**Brief:**
Select from the data all lines with the word "Clear".

*** Material provided Section Begins ***

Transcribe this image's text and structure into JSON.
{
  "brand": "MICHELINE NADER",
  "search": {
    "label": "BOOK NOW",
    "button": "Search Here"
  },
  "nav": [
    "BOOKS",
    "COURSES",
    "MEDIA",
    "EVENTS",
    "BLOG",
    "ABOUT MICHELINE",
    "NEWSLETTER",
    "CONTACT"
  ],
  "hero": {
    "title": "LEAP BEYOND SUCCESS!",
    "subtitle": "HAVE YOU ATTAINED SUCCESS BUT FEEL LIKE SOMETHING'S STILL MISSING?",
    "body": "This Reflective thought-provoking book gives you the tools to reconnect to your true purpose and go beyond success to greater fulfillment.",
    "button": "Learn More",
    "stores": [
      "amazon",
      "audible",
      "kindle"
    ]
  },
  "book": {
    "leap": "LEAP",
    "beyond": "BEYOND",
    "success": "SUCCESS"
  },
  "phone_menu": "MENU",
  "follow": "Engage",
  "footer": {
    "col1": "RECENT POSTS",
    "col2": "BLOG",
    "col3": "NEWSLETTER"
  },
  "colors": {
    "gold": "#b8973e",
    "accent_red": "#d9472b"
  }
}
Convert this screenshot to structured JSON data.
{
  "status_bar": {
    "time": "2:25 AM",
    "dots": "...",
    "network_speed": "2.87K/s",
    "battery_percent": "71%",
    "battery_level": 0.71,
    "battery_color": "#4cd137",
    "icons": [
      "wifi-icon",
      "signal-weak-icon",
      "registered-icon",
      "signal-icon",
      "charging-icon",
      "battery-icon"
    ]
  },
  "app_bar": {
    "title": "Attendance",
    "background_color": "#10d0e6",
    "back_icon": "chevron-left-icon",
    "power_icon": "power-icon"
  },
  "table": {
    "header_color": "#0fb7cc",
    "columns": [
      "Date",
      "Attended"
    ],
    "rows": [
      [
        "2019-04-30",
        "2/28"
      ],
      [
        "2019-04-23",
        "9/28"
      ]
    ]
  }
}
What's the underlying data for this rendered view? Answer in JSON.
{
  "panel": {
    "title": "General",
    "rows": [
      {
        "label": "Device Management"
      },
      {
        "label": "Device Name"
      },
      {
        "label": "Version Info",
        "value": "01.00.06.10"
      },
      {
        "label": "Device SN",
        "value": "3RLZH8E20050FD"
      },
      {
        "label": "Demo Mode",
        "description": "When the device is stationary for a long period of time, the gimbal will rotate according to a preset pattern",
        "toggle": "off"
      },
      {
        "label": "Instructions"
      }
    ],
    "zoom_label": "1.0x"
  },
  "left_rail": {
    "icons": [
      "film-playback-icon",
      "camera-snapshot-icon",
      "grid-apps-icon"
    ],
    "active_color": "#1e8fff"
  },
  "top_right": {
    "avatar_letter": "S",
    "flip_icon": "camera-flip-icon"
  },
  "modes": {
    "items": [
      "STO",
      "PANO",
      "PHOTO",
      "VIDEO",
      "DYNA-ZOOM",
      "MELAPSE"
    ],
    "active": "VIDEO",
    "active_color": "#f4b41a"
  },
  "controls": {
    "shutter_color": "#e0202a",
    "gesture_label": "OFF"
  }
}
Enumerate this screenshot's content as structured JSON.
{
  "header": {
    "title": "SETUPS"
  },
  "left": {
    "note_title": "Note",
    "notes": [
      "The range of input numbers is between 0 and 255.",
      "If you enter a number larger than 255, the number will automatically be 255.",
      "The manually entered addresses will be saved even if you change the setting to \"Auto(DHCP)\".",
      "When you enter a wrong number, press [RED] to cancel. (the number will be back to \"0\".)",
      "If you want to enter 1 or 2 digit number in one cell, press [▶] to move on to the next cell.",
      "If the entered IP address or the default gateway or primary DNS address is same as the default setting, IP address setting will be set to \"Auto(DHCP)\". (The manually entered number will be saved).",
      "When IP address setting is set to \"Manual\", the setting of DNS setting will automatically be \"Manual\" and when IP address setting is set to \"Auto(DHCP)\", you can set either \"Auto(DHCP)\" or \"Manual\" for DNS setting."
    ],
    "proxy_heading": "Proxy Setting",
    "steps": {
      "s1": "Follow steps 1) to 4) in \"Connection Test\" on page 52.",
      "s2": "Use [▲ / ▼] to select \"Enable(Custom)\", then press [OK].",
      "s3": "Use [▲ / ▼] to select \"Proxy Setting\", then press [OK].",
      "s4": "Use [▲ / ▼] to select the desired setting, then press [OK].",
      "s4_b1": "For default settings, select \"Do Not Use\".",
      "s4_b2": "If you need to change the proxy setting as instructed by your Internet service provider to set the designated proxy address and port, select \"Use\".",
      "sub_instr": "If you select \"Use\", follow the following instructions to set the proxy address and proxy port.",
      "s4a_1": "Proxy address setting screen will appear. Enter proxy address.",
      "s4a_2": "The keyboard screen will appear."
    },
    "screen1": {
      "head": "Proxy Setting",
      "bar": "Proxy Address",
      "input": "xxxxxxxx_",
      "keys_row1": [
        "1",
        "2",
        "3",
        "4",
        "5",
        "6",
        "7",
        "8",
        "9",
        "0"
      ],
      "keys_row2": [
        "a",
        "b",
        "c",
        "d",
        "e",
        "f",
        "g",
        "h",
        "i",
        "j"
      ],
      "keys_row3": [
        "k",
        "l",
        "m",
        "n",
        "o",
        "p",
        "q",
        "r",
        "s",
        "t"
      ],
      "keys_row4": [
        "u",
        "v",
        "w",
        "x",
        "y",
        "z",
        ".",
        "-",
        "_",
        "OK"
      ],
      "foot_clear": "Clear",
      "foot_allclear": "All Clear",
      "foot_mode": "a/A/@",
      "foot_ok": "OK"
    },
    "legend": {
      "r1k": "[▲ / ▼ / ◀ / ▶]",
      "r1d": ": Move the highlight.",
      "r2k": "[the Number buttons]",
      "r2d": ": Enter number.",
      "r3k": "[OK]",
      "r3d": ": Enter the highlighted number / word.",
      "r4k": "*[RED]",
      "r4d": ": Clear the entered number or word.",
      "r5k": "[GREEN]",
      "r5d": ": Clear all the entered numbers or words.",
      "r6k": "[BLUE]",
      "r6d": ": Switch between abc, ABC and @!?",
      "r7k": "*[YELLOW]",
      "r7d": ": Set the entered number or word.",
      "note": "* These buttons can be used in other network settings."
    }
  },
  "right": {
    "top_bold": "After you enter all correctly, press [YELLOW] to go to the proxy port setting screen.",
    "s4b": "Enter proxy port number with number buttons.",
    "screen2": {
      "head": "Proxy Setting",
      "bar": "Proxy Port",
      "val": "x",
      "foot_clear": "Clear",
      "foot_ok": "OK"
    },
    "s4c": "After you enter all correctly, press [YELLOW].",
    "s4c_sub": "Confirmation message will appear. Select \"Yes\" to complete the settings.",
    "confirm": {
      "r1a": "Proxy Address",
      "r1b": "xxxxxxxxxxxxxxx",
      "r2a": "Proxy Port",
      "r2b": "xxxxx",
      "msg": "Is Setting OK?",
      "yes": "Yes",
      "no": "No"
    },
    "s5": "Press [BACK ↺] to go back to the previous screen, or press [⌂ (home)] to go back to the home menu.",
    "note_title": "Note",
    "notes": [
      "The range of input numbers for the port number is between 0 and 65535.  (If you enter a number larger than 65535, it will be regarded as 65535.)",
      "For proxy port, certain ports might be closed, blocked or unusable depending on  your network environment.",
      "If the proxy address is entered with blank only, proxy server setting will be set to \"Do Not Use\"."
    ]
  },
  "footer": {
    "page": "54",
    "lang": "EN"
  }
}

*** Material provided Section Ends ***

**Answer to this exercise:**
      "foot_clear": "Clear",
      "foot_allclear": "All Clear",
      "r4d": ": Clear the entered number or word.",
      "r5d": ": Clear all the entered numbers or words.",
      "foot_clear": "Clear",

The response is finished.